Manuel Llinás, professor of biochemistry and molecular biology and of chemistry has been selected as one of six Penn State faculty members to receive the 2021 Faculty Scholar Medals for Outstanding Achievement.
Established in 1980, the award recognizes scholarly or creative excellence represented by a single contribution or a series of contributions around a coherent theme. A committee of peers reviews nominations and selects candidates.
Nominators said Llinás has an accomplished record of malaria research that has led to major advances in global health. By continuous pioneering efforts and innovations in the field, nominators said, he has “positioned himself as a visible and effective leader.”
Llinás’ research hits home on several fronts. In 2014, he made a seminal discovery on the molecular mechanisms that drive the life cycle of the malaria parasite. This discovery offers novel opportunities for the development of a desperately needed malaria vaccine. The World Health Organization reports that more than 400,000 people die annually from malaria, two-thirds of whom are under the age of 5.
This research unveiled a fundamental link in the understanding of developmental biology for malaria because it demonstrated how the parasite commits to a sexual cycle. The parasite forms both sexual and asexual stages inside humans. The “sexual stage” parasites are what is transmitted to mosquitos, which then pass the parasite (via a mosquito bite) to the next human host.
More recently, he and his research group published follow-up studies that identified the exact targets and mechanisms for this master regulator.
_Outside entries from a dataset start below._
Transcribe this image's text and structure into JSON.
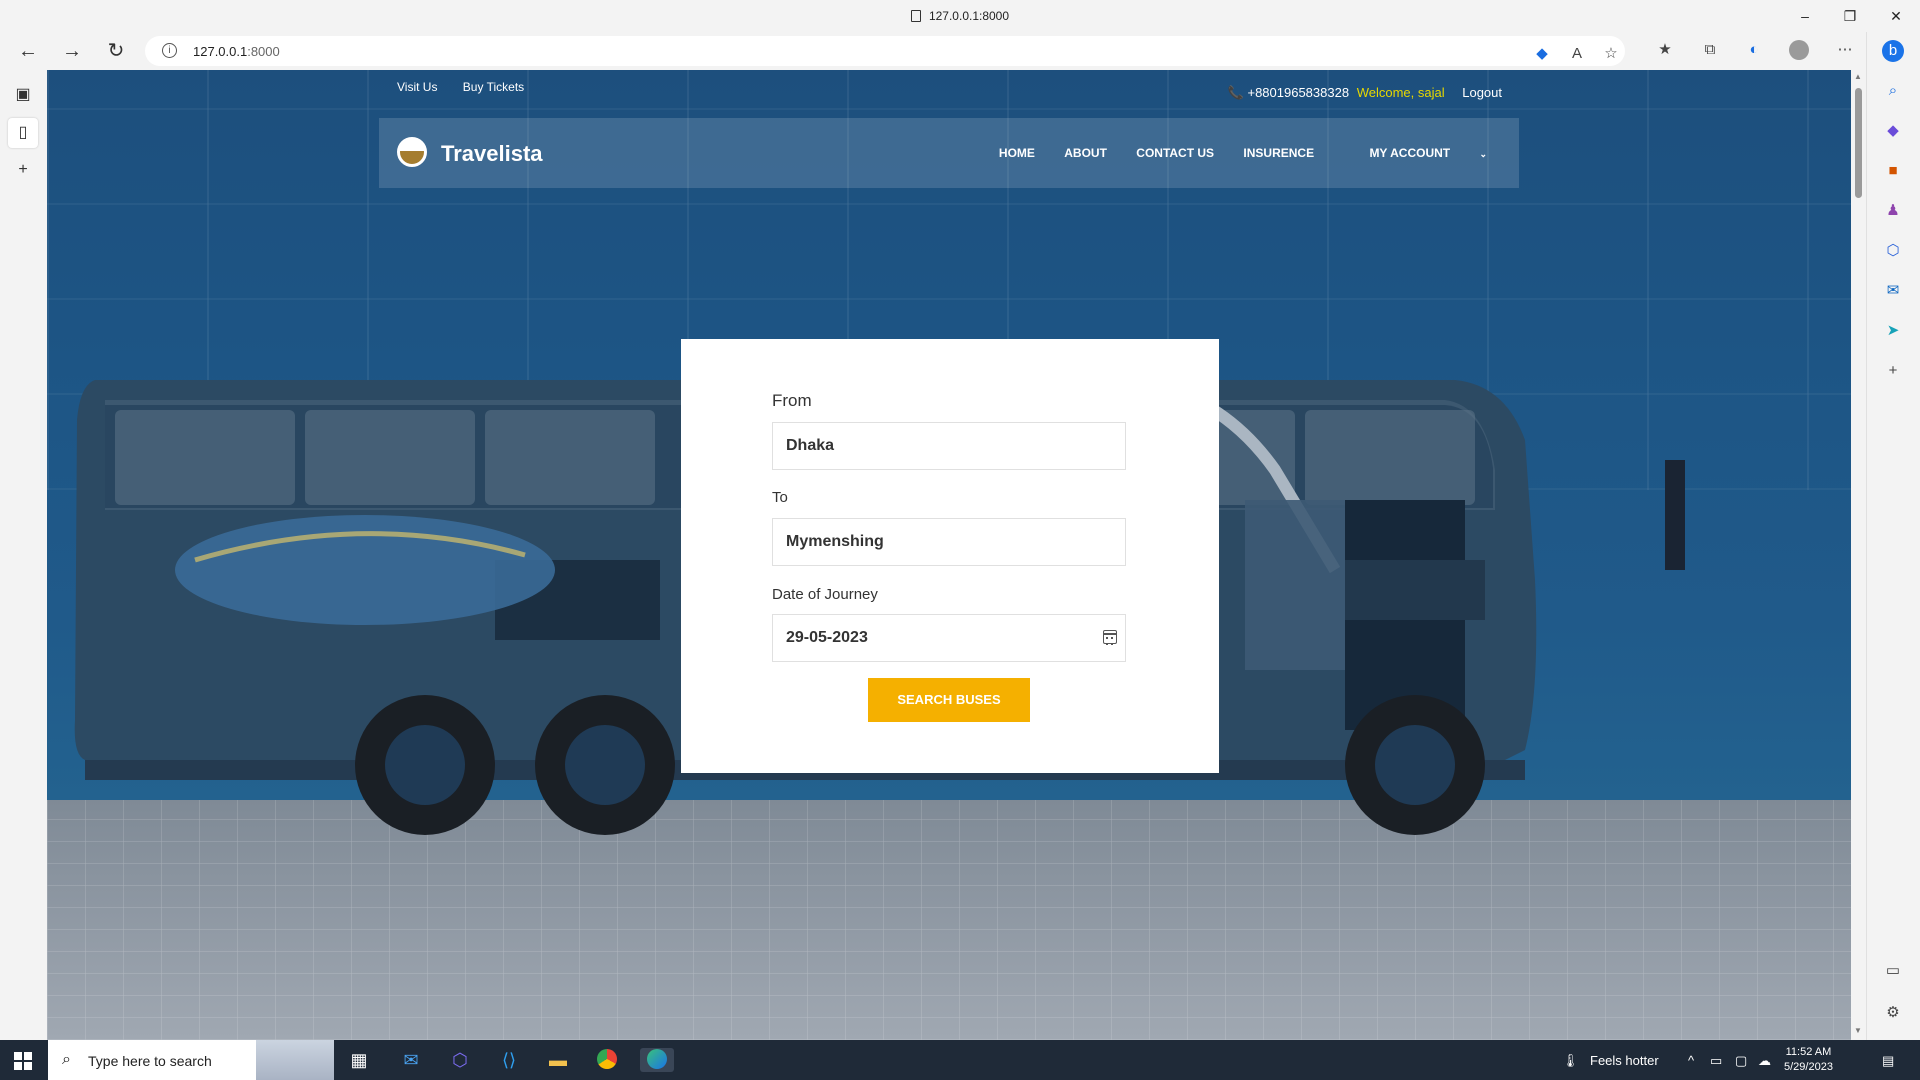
{
  "browser": {
    "window_title": "127.0.0.1:8000",
    "url_host": "127.0.0.1",
    "url_port": ":8000"
  },
  "site": {
    "topbar": {
      "links": [
        "Visit Us",
        "Buy Tickets"
      ],
      "phone": "+8801965838328",
      "welcome": "Welcome, sajal",
      "logout": "Logout"
    },
    "brand": "Travelista",
    "menu": [
      "HOME",
      "ABOUT",
      "CONTACT US",
      "INSURENCE",
      "MY ACCOUNT"
    ]
  },
  "search_form": {
    "from_label": "From",
    "from_value": "Dhaka",
    "to_label": "To",
    "to_value": "Mymenshing",
    "date_label": "Date of Journey",
    "date_value": "29-05-2023",
    "button": "SEARCH BUSES"
  },
  "taskbar": {
    "search_placeholder": "Type here to search",
    "weather": "Feels hotter",
    "time": "11:52 AM",
    "date": "5/29/2023"
  },
  "colors": {
    "accent": "#f5b000",
    "welcome": "#e6d800",
    "hero_blue": "#1d5585"
  }
}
Specifically, Llinás identified the program guiding the development of a small number of cells capable of being transmitted to mosquitoes. Experts say a transmission-blocking vaccine could be used to halt the spread of malaria.
“This work required the technical innovation that Dr. Llinás is known for, including new and powerful DNA sequencing and transcriptomics techniques,” a nominator said.
As part of the Malaria Drug Accelerator (MalDA) consortium funded in part by the Bill and Melinda Gates Foundation, Llinás is also using his discoveries to identify new therapeutics for the disease. Researchers are seeking the most effective treatment that’s the least likely to develop drug resistance, a growing concern with current therapies.
Through Penn State’s Center for Infectious Disease Dynamics (CIDD) and the Huck Center for Malaria Research (CMaR), Llinás is leading research that explores all stages of the parasite life cycle. His approaches for understanding and combating the parasite dip into several disciplines including genomics, gene regulation, molecular parasitology, biochemistry and metabolomics.
“I have followed the career of Manuel Llinás closely over the past 12 years,” a nominator said. “I consider him among the top investigators worldwide who are studying the molecular and cellular biology of malaria parasites. This international field includes dozens of scientists, including major international program leaders who established their labs many years before Dr. Llinás even began his important work.”